SFS/EFXHIST

Windows Tool for Fundamental Frequency Analysis

EFXHIST is a free program for the analysis of jointly-recorded speech and Laryngograph® signals. EFXHIST calculates the locations of every pitch period in the recording using the Laryngograph® signal then produces statistics of voicing, fundamental frequency, closed quotient, jitter, shimmer, etc.

Currently supported analyses are: Dx1, Dx2, Cumulative Dx1, Cumulative Dx2, Closed-Quotient, Jitter, Shimmer, Crossplot, Phonetogram, Harmonic-Noise Ratio, and Long-term Spectrum. A summary statistics table is also provided which can be copied to the clipboard. Distributions can also be imported into Excel or similar programs.

Version 2.0 beta now supports 24-bit and 32-bit samples.

Read the EFXHIST help file on-line.

Download and Installation

SFS/EFXHIST is only available by anonymous FTP from:

Download the file called efxhistddd.exe into a temporary directory. Then find and run the file to unpack and install.

Want to learn more?

If you find the study of speech interesting, why not visit the Internet Institute of Speech and Hearing at www.speechandhearing.net ? There you will find tutorials, laboratory experiments, reference material, and details of e-mail lists and discussion groups.

Feedback

Please send suggestions for improvements and reports of program faults to SFS@phon.ucl.ac.uk.

Please note that we are unable to provide help with the use of this program.

Copyright

EFXHIST is not public domain software, its intellectual property is owned by Mark Huckvale, University College London. However EFXHIST may be used and copied without charge as long as the program and help file remain unmodified and continue to carry this copyright notice. Please contact the author for other licensing arrangements. EFXHIST carries no warranty of any kind, you use it at your own risk.


Some other pages on our site you may enjoy:

RTPITCH - Real-time Pitch Track Display

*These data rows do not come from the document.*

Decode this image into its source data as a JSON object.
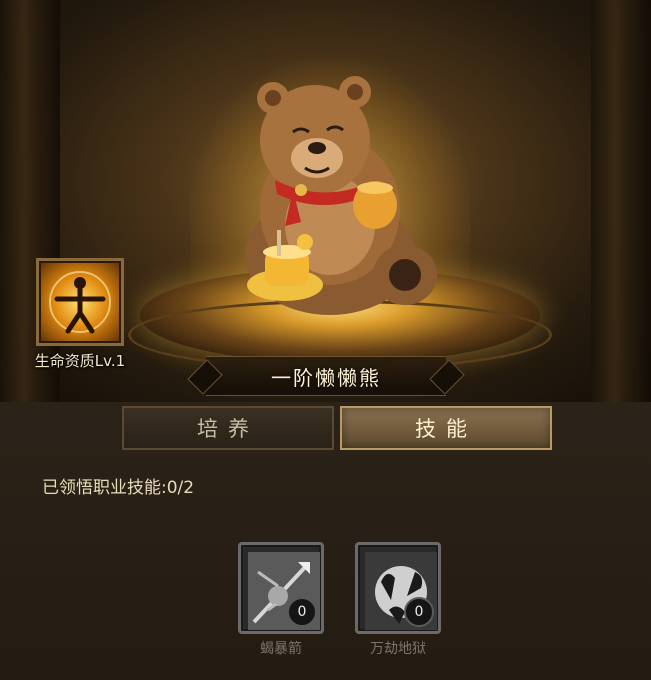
{
  "pet": {
    "name": "一阶懒懒熊"
  },
  "talent": {
    "label": "生命资质Lv.1",
    "icon": "vitruvian-figure-icon"
  },
  "tabs": [
    {
      "label": "培养",
      "active": false
    },
    {
      "label": "技能",
      "active": true
    }
  ],
  "skills_panel": {
    "learned_text": "已领悟职业技能:0/2",
    "skills": [
      {
        "name": "蝎暴箭",
        "count": "0",
        "icon": "arrow-burst-icon"
      },
      {
        "name": "万劫地狱",
        "count": "0",
        "icon": "hellfire-hands-icon"
      }
    ]
  },
  "colors": {
    "accent_gold": "#d89a2a",
    "active_tab": "#8a7250",
    "panel_bg": "#241c13"
  }
}
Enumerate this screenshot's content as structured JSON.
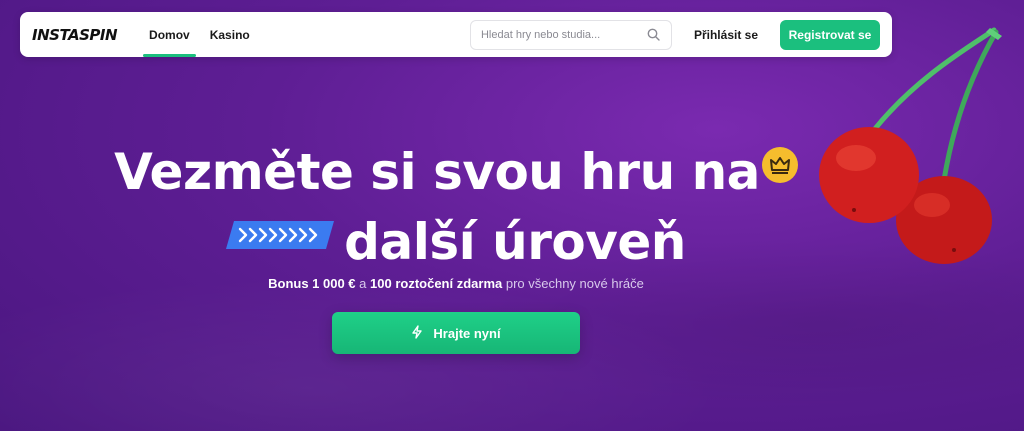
{
  "nav": {
    "logo": "INSTASPIN",
    "links": [
      {
        "label": "Domov",
        "active": true
      },
      {
        "label": "Kasino",
        "active": false
      }
    ],
    "search_placeholder": "Hledat hry nebo studia...",
    "login_label": "Přihlásit se",
    "register_label": "Registrovat se"
  },
  "hero": {
    "title_line1": "Vezměte si svou hru na",
    "title_line2": "další úroveň",
    "subtitle_bonus": "Bonus 1 000 €",
    "subtitle_and": " a ",
    "subtitle_spins": "100 roztočení zdarma",
    "subtitle_rest": " pro všechny nové hráče",
    "cta_label": "Hrajte nyní"
  },
  "colors": {
    "accent": "#1bbf7e",
    "background": "#5e1e94",
    "crown": "#f6bd2d",
    "arrow_pill": "#3b82f6"
  },
  "icons": [
    "search-icon",
    "crown-icon",
    "arrows-icon",
    "lightning-icon",
    "cherries-image"
  ]
}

RTPITCH is a free program for displaying a real-time fundamental frequency track for a speech signal on Windows computers. More information.

CLEAR - Centre for Law-Enforcement Audio Research

The CLEAR project aims to create a centre of excellence in tools and techniques for the cleaning of poor-quality audio recordings of speech. More information.